RECORDS FOR PROCESSING:
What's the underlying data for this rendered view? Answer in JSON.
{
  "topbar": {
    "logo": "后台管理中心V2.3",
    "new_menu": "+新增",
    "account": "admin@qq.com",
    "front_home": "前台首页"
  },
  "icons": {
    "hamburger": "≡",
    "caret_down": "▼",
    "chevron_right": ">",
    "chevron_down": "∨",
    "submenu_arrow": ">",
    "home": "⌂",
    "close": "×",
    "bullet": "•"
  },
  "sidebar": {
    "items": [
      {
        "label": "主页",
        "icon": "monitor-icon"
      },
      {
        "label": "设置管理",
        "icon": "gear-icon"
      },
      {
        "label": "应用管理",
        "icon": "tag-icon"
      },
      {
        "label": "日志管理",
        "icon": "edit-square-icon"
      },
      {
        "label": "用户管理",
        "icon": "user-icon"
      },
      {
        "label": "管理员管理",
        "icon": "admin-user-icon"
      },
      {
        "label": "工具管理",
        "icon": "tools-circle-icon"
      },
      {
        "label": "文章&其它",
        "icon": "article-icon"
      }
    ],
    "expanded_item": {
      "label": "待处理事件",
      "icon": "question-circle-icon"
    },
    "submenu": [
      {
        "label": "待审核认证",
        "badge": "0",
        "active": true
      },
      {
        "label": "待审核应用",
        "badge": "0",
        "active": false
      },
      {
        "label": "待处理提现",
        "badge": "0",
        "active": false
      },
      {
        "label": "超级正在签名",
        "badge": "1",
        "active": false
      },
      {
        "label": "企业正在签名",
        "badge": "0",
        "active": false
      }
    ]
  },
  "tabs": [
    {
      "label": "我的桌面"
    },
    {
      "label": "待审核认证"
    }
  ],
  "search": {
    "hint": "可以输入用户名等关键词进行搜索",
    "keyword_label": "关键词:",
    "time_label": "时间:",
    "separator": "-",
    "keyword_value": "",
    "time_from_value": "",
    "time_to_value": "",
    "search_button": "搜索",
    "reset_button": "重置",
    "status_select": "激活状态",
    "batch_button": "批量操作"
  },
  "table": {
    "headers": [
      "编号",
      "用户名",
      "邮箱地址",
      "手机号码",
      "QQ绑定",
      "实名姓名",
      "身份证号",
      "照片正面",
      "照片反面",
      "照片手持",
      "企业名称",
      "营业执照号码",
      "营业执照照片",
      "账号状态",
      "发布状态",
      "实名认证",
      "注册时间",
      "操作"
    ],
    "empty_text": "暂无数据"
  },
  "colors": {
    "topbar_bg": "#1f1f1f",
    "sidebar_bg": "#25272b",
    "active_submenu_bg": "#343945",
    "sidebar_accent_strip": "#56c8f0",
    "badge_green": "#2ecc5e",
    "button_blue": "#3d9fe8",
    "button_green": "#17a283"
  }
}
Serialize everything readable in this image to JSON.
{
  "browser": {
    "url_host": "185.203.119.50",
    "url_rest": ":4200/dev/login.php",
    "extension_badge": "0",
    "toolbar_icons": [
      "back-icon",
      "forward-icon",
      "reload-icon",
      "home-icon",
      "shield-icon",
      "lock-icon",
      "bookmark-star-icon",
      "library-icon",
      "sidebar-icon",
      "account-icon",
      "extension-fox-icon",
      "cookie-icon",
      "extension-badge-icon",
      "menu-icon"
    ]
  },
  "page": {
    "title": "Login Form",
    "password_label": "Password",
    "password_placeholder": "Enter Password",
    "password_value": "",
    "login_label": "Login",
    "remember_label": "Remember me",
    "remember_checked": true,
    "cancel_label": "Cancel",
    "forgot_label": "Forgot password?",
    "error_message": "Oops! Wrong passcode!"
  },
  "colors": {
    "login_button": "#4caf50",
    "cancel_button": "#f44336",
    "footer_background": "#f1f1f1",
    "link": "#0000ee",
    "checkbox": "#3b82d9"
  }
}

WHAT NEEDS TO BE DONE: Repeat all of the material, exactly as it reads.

ANSWER SECTION:
What's the underlying data for this rendered view? Answer in JSON.
{
  "topbar": {
    "logo": "后台管理中心V2.3",
    "new_menu": "+新增",
    "account": "admin@qq.com",
    "front_home": "前台首页"
  },
  "icons": {
    "hamburger": "≡",
    "caret_down": "▼",
    "chevron_right": ">",
    "chevron_down": "∨",
    "submenu_arrow": ">",
    "home": "⌂",
    "close": "×",
    "bullet": "•"
  },
  "sidebar": {
    "items": [
      {
        "label": "主页",
        "icon": "monitor-icon"
      },
      {
        "label": "设置管理",
        "icon": "gear-icon"
      },
      {
        "label": "应用管理",
        "icon": "tag-icon"
      },
      {
        "label": "日志管理",
        "icon": "edit-square-icon"
      },
      {
        "label": "用户管理",
        "icon": "user-icon"
      },
      {
        "label": "管理员管理",
        "icon": "admin-user-icon"
      },
      {
        "label": "工具管理",
        "icon": "tools-circle-icon"
      },
      {
        "label": "文章&其它",
        "icon": "article-icon"
      }
    ],
    "expanded_item": {
      "label": "待处理事件",
      "icon": "question-circle-icon"
    },
    "submenu": [
      {
        "label": "待审核认证",
        "badge": "0",
        "active": true
      },
      {
        "label": "待审核应用",
        "badge": "0",
        "active": false
      },
      {
        "label": "待处理提现",
        "badge": "0",
        "active": false
      },
      {
        "label": "超级正在签名",
        "badge": "1",
        "active": false
      },
      {
        "label": "企业正在签名",
        "badge": "0",
        "active": false
      }
    ]
  },
  "tabs": [
    {
      "label": "我的桌面"
    },
    {
      "label": "待审核认证"
    }
  ],
  "search": {
    "hint": "可以输入用户名等关键词进行搜索",
    "keyword_label": "关键词:",
    "time_label": "时间:",
    "separator": "-",
    "keyword_value": "",
    "time_from_value": "",
    "time_to_value": "",
    "search_button": "搜索",
    "reset_button": "重置",
    "status_select": "激活状态",
    "batch_button": "批量操作"
  },
  "table": {
    "headers": [
      "编号",
      "用户名",
      "邮箱地址",
      "手机号码",
      "QQ绑定",
      "实名姓名",
      "身份证号",
      "照片正面",
      "照片反面",
      "照片手持",
      "企业名称",
      "营业执照号码",
      "营业执照照片",
      "账号状态",
      "发布状态",
      "实名认证",
      "注册时间",
      "操作"
    ],
    "empty_text": "暂无数据"
  },
  "colors": {
    "topbar_bg": "#1f1f1f",
    "sidebar_bg": "#25272b",
    "active_submenu_bg": "#343945",
    "sidebar_accent_strip": "#56c8f0",
    "badge_green": "#2ecc5e",
    "button_blue": "#3d9fe8",
    "button_green": "#17a283"
  }
}
Serialize everything readable in this image to JSON.
{
  "browser": {
    "url_host": "185.203.119.50",
    "url_rest": ":4200/dev/login.php",
    "extension_badge": "0",
    "toolbar_icons": [
      "back-icon",
      "forward-icon",
      "reload-icon",
      "home-icon",
      "shield-icon",
      "lock-icon",
      "bookmark-star-icon",
      "library-icon",
      "sidebar-icon",
      "account-icon",
      "extension-fox-icon",
      "cookie-icon",
      "extension-badge-icon",
      "menu-icon"
    ]
  },
  "page": {
    "title": "Login Form",
    "password_label": "Password",
    "password_placeholder": "Enter Password",
    "password_value": "",
    "login_label": "Login",
    "remember_label": "Remember me",
    "remember_checked": true,
    "cancel_label": "Cancel",
    "forgot_label": "Forgot password?",
    "error_message": "Oops! Wrong passcode!"
  },
  "colors": {
    "login_button": "#4caf50",
    "cancel_button": "#f44336",
    "footer_background": "#f1f1f1",
    "link": "#0000ee",
    "checkbox": "#3b82d9"
  }
}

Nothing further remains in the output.